But is there any merit to these claims? A study from Switzerland looked at over 14,000 patients in an ER setting to see if a full moon had any effect on patient injuries or illnesses. The data showed no differences in injuries or illnesses between Friday the 13th or full moon nights compared to normal nights. They even looked at a single Friday the 13th that also fell on a full moon and also found no differences in ER workload.
Another study looked at a period of 13 months with 54,000 patients to see if the number of trauma patients was increased during a full moon night in the ER. They also did not find that the full moon caused more injuries and therefore, more trauma patients in the ER, or that it caused more suicide attempts or led to higher severity of traumatic injury.

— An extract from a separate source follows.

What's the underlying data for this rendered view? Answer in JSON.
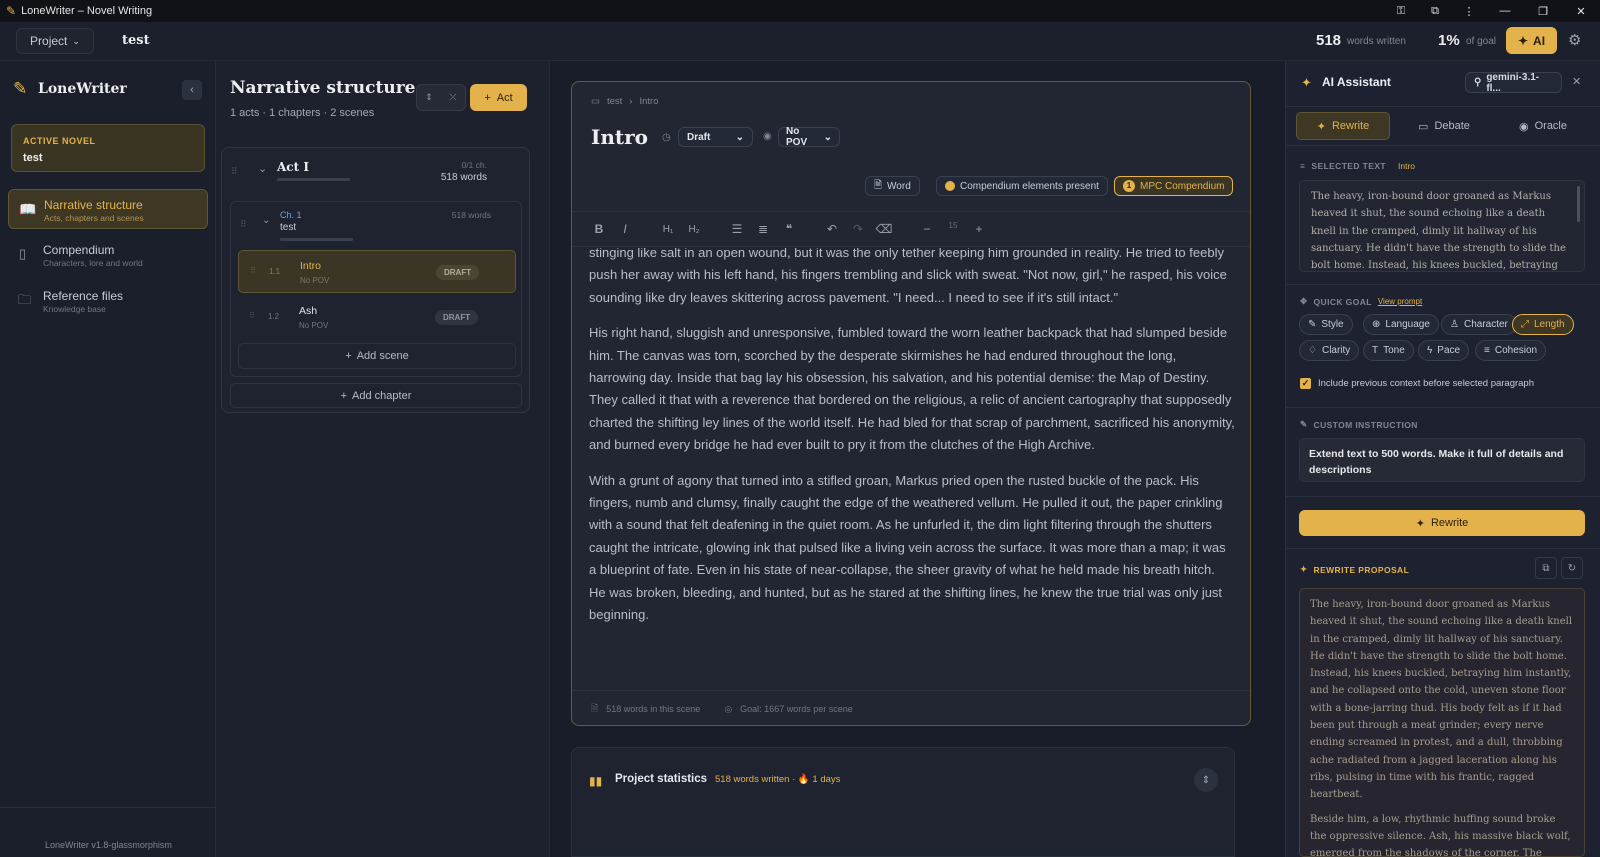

Yet another trial, this time with over 150,000 patient visits over a 4-year period also found no difference in total patient visits, ambulance runs, or admissions to the hospital on full moon nights. And a full moon occurred 49 times during their study period. So the data says that there is no merit to the claims. If you believe data.
What about “black clouds” and “white clouds.” Providers who admit fewer patients with more straightforward problems are referred to as “white clouds.” On the other hand, providers who get crushed with multiple, complex new admissions are referred to as “black clouds.” “Gray clouds” don’t fall into either group. In one study, they actually looked at 19 self-described “black” and “white” cloud interns over a period of 107 on-call night shifts. They found that the average number of admissions was higher in the “black cloud” group by 24%, and they admitted on average 1 more patient per night, which was significant (p = 0.013). “Gray clouds” admitted a number that was not different between the other two groups. The study didn’t include number of calls from pharmacists or nurses, time spent working-up patients, acuity of illness, or time sleeping, which we all know would be great measures of a busy night shift. But it did agree with a previous study that showed “black cloud” pediatric residents slept less. Is this a self-fulfilling prophecy? Maybe “black clouds” are just less efficient or more anxious? I’m not here to judge; the data speaks for itself.
All in all, you can have your studies and facts but I’m sticking to it: we shouldn’t say the “Q” word, your full-moon Halloween shift is going to be rough, and “black clouds” do exist—I think I may be one of them.
As always, thank you for your time, and Happy Halloween from your favorite “Q” word specialist manager.